TASK STATEMENT → Pictures stay out, but every line of the data is copied exactly.
Start of AVAILABLE DATA
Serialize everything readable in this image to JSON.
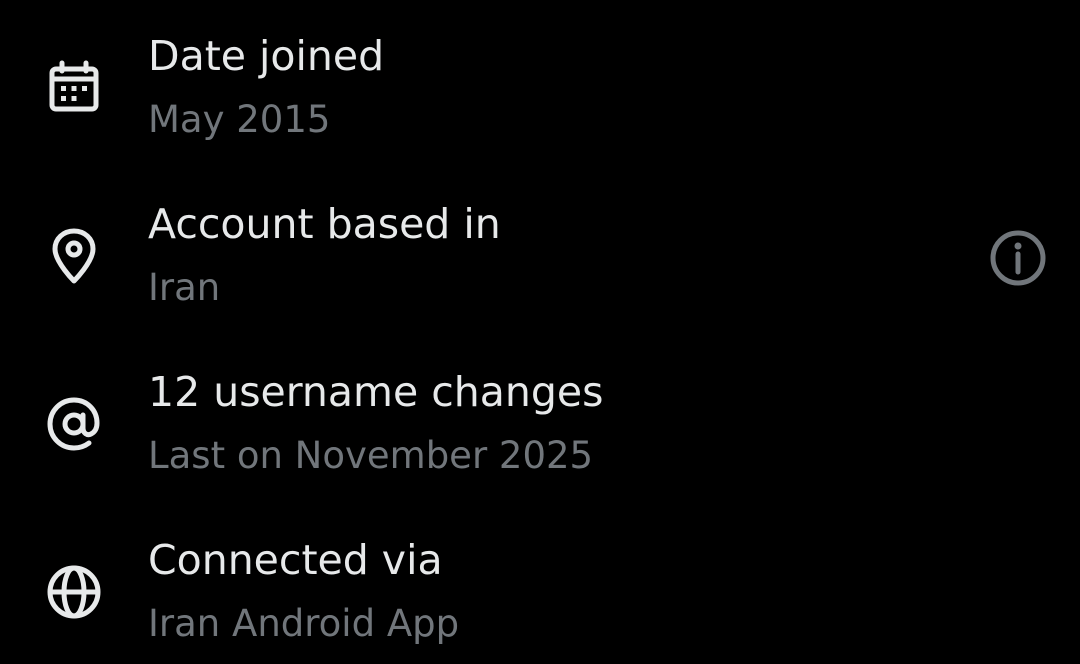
{
  "colors": {
    "background": "#000000",
    "primary_text": "#e7e9ea",
    "secondary_text": "#71767b"
  },
  "rows": [
    {
      "icon": "calendar-icon",
      "title": "Date joined",
      "subtitle": "May 2015"
    },
    {
      "icon": "location-pin-icon",
      "title": "Account based in",
      "subtitle": "Iran",
      "action_icon": "info-icon"
    },
    {
      "icon": "at-sign-icon",
      "title": "12 username changes",
      "subtitle": "Last on November 2025"
    },
    {
      "icon": "globe-icon",
      "title": "Connected via",
      "subtitle": "Iran Android App"
    }
  ]
}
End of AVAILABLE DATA
RESULT FOR THIS EXERCISE →
Serialize everything readable in this image to JSON.
{
  "colors": {
    "background": "#000000",
    "primary_text": "#e7e9ea",
    "secondary_text": "#71767b"
  },
  "rows": [
    {
      "icon": "calendar-icon",
      "title": "Date joined",
      "subtitle": "May 2015"
    },
    {
      "icon": "location-pin-icon",
      "title": "Account based in",
      "subtitle": "Iran",
      "action_icon": "info-icon"
    },
    {
      "icon": "at-sign-icon",
      "title": "12 username changes",
      "subtitle": "Last on November 2025"
    },
    {
      "icon": "globe-icon",
      "title": "Connected via",
      "subtitle": "Iran Android App"
    }
  ]
}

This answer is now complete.